(Stored entries)
=-=-=

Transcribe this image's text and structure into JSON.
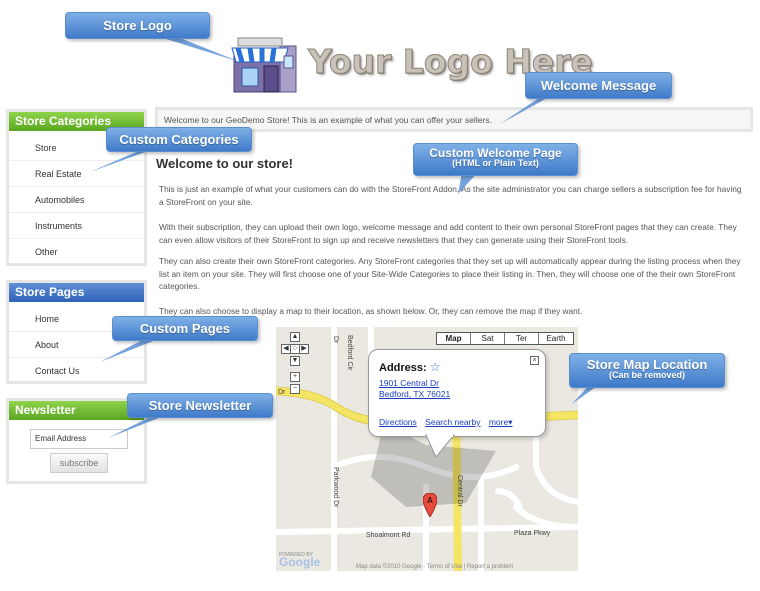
{
  "logo": {
    "text": "Your Logo Here"
  },
  "welcome_message": "Welcome to our GeoDemo Store! This is an example of what you can offer your sellers.",
  "categories": {
    "title": "Store Categories",
    "items": [
      "Store",
      "Real Estate",
      "Automobiles",
      "Instruments",
      "Other"
    ]
  },
  "pages": {
    "title": "Store Pages",
    "items": [
      "Home",
      "About",
      "Contact Us"
    ]
  },
  "newsletter": {
    "title": "Newsletter",
    "input_placeholder": "Email Address",
    "button_label": "subscribe"
  },
  "content": {
    "title": "Welcome to our store!",
    "paragraphs": [
      "This is just an example of what your customers can do with the StoreFront Addon. As the site administrator you can charge sellers a subscription fee for having a StoreFront on your site.",
      "With their subscription, they can upload their own logo, welcome message and add content to their own personal StoreFront pages that they can create. They can even allow visitors of their StoreFront to sign up and receive newsletters that they can generate using their StoreFront tools.",
      "They can also create their own StoreFront categories. Any StoreFront categories that they set up will automatically appear during the listing process when they list an item on your site. They will first choose one of your Site-Wide Categories to place their listing in. Then, they will choose one of the their own StoreFront categories.",
      "They can also choose to display a map to their location, as shown below. Or, they can remove the map if they want."
    ]
  },
  "map": {
    "types": [
      "Map",
      "Sat",
      "Ter",
      "Earth"
    ],
    "active_type": "Map",
    "address_label": "Address:",
    "address_line1": "1901 Central Dr",
    "address_line2": "Bedford, TX 76021",
    "links": [
      "Directions",
      "Search nearby",
      "more▾"
    ],
    "marker_label": "A",
    "roads": [
      "Bedford Cir",
      "Parkwood Dr",
      "Central Dr",
      "Shoalmont Rd",
      "Plaza Pkwy",
      "Dr"
    ],
    "powered_by": "POWERED BY",
    "google": "Google",
    "map_data": "Map data ©2010 Google - Terms of Use | Report a problem"
  },
  "callouts": {
    "store_logo": "Store Logo",
    "welcome_message": "Welcome Message",
    "custom_categories": "Custom Categories",
    "custom_welcome_page": "Custom Welcome Page",
    "custom_welcome_page_sub": "(HTML or Plain Text)",
    "custom_pages": "Custom Pages",
    "store_newsletter": "Store Newsletter",
    "store_map_location": "Store Map Location",
    "store_map_location_sub": "(Can be removed)"
  },
  "colors": {
    "green_header": "#5aa521",
    "blue_header": "#2f63b7",
    "callout_blue": "#3f7ac9",
    "link_blue": "#1a3ec2",
    "road_yellow": "#f5e565"
  }
}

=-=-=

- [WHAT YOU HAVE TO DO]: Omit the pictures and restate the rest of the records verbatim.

- [EXERCISE SOLUTION]:
Transcribe this image's text and structure into JSON.
{
  "logo": {
    "text": "Your Logo Here"
  },
  "welcome_message": "Welcome to our GeoDemo Store! This is an example of what you can offer your sellers.",
  "categories": {
    "title": "Store Categories",
    "items": [
      "Store",
      "Real Estate",
      "Automobiles",
      "Instruments",
      "Other"
    ]
  },
  "pages": {
    "title": "Store Pages",
    "items": [
      "Home",
      "About",
      "Contact Us"
    ]
  },
  "newsletter": {
    "title": "Newsletter",
    "input_placeholder": "Email Address",
    "button_label": "subscribe"
  },
  "content": {
    "title": "Welcome to our store!",
    "paragraphs": [
      "This is just an example of what your customers can do with the StoreFront Addon. As the site administrator you can charge sellers a subscription fee for having a StoreFront on your site.",
      "With their subscription, they can upload their own logo, welcome message and add content to their own personal StoreFront pages that they can create. They can even allow visitors of their StoreFront to sign up and receive newsletters that they can generate using their StoreFront tools.",
      "They can also create their own StoreFront categories. Any StoreFront categories that they set up will automatically appear during the listing process when they list an item on your site. They will first choose one of your Site-Wide Categories to place their listing in. Then, they will choose one of the their own StoreFront categories.",
      "They can also choose to display a map to their location, as shown below. Or, they can remove the map if they want."
    ]
  },
  "map": {
    "types": [
      "Map",
      "Sat",
      "Ter",
      "Earth"
    ],
    "active_type": "Map",
    "address_label": "Address:",
    "address_line1": "1901 Central Dr",
    "address_line2": "Bedford, TX 76021",
    "links": [
      "Directions",
      "Search nearby",
      "more▾"
    ],
    "marker_label": "A",
    "roads": [
      "Bedford Cir",
      "Parkwood Dr",
      "Central Dr",
      "Shoalmont Rd",
      "Plaza Pkwy",
      "Dr"
    ],
    "powered_by": "POWERED BY",
    "google": "Google",
    "map_data": "Map data ©2010 Google - Terms of Use | Report a problem"
  },
  "callouts": {
    "store_logo": "Store Logo",
    "welcome_message": "Welcome Message",
    "custom_categories": "Custom Categories",
    "custom_welcome_page": "Custom Welcome Page",
    "custom_welcome_page_sub": "(HTML or Plain Text)",
    "custom_pages": "Custom Pages",
    "store_newsletter": "Store Newsletter",
    "store_map_location": "Store Map Location",
    "store_map_location_sub": "(Can be removed)"
  },
  "colors": {
    "green_header": "#5aa521",
    "blue_header": "#2f63b7",
    "callout_blue": "#3f7ac9",
    "link_blue": "#1a3ec2",
    "road_yellow": "#f5e565"
  }
}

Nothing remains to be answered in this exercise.